]. Reading stories from other carers can be helpful as it creates a sense of recognition and feeling of being with others, even if they are not in the room. Stories and quotes reported by qualitative studies should inform future research, and could be used to initiate discussions with carers on the triggers that might lead a carer to self-harm; commit suicide; or harm, abuse or yell at the person they care for. This might help with the sensitivity around talking to people about this in a research setting, and also help involve carers in shaping the directions of this research—as we have done with this commentary.
(7) Keep our stories safe.

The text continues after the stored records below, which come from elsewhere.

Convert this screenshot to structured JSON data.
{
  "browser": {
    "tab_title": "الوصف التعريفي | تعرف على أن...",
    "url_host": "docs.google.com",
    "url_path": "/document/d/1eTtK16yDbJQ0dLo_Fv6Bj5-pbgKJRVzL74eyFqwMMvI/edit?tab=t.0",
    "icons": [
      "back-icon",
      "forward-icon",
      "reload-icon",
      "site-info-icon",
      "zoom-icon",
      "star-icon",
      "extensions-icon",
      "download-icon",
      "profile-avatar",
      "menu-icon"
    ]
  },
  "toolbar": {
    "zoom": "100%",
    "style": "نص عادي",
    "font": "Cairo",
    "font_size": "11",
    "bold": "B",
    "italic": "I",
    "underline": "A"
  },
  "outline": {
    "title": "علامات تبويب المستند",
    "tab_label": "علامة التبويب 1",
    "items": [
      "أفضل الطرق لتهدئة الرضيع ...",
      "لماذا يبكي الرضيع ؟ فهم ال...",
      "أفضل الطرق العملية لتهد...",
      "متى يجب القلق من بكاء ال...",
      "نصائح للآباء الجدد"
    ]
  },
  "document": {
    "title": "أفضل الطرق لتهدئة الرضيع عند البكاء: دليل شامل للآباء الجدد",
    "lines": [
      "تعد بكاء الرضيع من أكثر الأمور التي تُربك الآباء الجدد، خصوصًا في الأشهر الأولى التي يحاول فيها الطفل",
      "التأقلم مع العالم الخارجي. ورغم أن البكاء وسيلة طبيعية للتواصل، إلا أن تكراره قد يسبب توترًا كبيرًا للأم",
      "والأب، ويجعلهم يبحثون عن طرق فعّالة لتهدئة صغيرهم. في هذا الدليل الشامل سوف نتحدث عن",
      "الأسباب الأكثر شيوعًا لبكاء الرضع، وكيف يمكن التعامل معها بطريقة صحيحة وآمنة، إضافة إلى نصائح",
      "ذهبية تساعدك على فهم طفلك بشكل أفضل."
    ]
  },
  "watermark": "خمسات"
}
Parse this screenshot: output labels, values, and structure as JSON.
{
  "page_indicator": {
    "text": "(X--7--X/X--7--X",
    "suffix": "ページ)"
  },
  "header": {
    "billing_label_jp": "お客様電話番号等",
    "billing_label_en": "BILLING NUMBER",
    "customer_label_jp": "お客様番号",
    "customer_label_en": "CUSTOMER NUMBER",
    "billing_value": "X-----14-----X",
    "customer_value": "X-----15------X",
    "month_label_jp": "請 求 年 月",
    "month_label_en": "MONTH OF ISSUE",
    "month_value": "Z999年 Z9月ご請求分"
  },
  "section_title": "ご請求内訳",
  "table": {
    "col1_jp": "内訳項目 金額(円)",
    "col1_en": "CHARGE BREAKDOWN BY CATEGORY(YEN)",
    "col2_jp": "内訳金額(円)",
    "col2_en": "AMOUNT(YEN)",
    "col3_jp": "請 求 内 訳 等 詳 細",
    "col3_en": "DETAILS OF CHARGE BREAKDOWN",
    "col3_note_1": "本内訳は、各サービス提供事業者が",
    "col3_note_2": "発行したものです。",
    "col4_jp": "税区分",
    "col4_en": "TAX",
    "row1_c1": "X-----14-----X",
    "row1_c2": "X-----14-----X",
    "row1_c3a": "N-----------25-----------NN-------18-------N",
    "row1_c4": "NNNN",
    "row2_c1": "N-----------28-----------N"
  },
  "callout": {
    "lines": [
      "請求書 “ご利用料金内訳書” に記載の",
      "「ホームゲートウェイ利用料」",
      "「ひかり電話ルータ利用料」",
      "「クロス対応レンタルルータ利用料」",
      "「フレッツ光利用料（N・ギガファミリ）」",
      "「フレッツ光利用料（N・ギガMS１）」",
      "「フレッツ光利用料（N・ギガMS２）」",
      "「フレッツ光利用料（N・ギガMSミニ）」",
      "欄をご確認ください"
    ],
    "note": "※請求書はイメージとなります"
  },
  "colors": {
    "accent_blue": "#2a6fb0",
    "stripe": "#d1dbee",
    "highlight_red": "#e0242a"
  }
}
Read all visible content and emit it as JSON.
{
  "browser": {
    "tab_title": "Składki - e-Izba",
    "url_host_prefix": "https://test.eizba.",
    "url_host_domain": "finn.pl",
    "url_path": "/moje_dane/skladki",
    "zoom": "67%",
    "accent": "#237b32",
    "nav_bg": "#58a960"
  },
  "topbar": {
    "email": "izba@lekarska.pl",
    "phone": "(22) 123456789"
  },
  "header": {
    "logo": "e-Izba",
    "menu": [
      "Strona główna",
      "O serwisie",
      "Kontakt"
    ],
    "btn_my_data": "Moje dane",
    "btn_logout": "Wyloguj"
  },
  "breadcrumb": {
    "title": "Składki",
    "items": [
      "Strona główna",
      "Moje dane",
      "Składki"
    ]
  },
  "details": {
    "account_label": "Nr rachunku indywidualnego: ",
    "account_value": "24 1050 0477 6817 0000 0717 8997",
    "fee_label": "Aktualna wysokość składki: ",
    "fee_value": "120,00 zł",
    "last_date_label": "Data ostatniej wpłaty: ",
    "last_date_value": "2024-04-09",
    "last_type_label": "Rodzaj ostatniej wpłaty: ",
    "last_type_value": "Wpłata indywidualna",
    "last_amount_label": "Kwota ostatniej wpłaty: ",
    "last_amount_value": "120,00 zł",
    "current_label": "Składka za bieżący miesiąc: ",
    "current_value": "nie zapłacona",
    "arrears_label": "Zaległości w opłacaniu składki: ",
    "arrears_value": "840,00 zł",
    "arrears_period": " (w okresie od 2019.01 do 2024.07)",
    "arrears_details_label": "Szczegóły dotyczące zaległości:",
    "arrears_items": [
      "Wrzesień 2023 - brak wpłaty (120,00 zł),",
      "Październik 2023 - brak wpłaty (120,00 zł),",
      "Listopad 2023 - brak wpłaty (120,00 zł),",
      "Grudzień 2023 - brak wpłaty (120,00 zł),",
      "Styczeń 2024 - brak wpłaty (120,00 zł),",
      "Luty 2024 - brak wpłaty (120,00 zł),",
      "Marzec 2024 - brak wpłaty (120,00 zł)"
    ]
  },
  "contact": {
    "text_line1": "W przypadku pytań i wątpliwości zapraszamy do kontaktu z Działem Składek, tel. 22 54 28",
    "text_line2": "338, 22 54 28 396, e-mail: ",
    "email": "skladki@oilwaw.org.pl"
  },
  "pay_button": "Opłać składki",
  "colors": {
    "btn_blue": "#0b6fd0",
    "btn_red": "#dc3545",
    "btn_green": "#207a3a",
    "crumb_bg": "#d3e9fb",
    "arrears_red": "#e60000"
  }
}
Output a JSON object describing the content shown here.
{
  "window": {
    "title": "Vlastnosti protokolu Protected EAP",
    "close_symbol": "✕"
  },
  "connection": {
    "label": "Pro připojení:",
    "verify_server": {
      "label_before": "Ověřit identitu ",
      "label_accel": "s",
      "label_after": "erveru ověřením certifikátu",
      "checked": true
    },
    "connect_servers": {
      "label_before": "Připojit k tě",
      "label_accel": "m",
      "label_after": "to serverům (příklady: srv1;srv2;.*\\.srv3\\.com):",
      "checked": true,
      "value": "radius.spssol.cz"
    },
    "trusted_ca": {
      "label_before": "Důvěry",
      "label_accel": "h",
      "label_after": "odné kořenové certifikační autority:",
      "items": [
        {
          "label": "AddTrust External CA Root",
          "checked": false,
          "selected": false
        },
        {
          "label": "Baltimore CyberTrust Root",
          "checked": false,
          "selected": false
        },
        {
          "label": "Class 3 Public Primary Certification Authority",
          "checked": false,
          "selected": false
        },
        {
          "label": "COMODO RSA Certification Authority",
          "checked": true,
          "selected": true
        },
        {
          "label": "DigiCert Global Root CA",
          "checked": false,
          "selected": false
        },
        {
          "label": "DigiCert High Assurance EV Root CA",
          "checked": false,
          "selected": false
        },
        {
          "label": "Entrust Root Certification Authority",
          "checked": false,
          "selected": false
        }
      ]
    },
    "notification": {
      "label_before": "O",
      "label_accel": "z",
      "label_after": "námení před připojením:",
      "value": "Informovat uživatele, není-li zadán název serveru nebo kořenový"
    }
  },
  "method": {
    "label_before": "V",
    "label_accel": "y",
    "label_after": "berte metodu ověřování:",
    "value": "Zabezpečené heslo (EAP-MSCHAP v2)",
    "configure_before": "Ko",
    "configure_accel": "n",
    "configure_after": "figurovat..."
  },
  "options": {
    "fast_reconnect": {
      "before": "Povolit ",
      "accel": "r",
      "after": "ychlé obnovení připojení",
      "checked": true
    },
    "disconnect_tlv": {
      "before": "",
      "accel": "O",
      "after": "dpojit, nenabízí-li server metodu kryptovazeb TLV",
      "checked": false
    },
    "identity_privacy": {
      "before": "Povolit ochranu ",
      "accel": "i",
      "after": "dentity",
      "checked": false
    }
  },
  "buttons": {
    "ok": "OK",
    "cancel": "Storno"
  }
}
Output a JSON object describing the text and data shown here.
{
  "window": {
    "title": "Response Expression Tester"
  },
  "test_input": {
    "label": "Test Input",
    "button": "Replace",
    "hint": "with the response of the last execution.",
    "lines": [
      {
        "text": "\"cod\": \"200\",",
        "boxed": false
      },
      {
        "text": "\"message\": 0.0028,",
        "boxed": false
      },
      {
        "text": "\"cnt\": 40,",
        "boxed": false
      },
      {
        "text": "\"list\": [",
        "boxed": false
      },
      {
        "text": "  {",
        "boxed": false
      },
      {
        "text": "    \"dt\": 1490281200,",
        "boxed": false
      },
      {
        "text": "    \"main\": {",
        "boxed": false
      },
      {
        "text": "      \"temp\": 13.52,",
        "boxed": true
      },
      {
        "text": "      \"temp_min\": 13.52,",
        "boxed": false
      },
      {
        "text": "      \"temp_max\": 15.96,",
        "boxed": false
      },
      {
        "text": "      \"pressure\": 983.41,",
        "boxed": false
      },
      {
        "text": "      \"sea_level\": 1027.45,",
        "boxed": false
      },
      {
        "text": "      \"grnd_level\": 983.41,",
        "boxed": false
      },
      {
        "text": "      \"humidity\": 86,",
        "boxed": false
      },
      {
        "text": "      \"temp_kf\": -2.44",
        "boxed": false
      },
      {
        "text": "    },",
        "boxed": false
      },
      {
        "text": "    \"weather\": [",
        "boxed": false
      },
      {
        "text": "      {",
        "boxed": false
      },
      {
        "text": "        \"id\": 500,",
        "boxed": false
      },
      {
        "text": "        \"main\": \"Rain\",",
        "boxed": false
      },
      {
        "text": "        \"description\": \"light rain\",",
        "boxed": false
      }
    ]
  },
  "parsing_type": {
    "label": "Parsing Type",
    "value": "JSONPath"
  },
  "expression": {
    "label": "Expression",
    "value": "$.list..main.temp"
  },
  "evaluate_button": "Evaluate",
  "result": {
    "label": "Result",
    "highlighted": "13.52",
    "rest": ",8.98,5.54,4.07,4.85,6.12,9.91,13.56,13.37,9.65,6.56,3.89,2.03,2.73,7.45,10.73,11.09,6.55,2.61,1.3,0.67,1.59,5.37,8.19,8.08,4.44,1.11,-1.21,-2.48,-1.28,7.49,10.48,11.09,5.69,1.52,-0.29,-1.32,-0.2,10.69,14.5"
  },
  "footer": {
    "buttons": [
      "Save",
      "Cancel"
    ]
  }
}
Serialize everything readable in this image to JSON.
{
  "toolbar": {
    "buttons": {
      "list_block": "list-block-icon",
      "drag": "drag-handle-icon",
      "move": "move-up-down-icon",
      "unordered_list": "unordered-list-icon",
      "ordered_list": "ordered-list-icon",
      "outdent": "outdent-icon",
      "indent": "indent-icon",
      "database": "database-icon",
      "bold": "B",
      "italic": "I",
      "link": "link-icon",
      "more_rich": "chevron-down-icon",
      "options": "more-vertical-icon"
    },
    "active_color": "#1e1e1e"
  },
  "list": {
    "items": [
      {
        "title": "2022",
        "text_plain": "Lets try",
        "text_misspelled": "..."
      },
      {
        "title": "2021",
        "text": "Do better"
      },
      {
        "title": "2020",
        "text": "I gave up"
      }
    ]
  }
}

This is an extremely difficult subject area to research, and one within which carers may have an issue with openness and honesty. The fear of acknowledgment of their own thoughts is problematic, made worse by the fear of judgement and prosecution. Discussion about harm to themselves may be less hard to discuss than their thoughts of harming another. One way around the sensitivity could be to start research with those who are no longer exposed to fear of prosecution or judgement, perhaps people who were carers in the past. Carers are only likely to answer questions honestly if they are in a trusted setting, for example, with a nurse or stranger, and reassured that anything they disclose is confidential, and that they will not get prosecuted, but will get help if anything they disclose warrants immediate concern. Sensitive, non-judgmental questions asked by a person who has awareness and understanding of caring and its difficulties is paramount. Information needs to be provided on why the questions are being asked, and what will happen to the information given by the carer. Carers need to be provided with the option of being interviewed individually or in a group, and with information about services that can help. We appreciate that there are ethical challenges to this work, and encourage researchers to work with carers to address these, including how to break confidentiality if stories of harm are disclosed.
As carers, we value research on suicide, homicide and self-harm, but our decision to remain anonymous in this paper is a stark reflection of the fear, stigma and misinformation that still exists around both caring and issues of suicide, homicide and self-harm. It is also clear that much remains to be understood about these complex phenomena and how to best address them in policy and practice. The recommendations above come from carers who are familiar with the existing research and have a lived experience of suicidal ideation and self-harm. It is their road map for the future.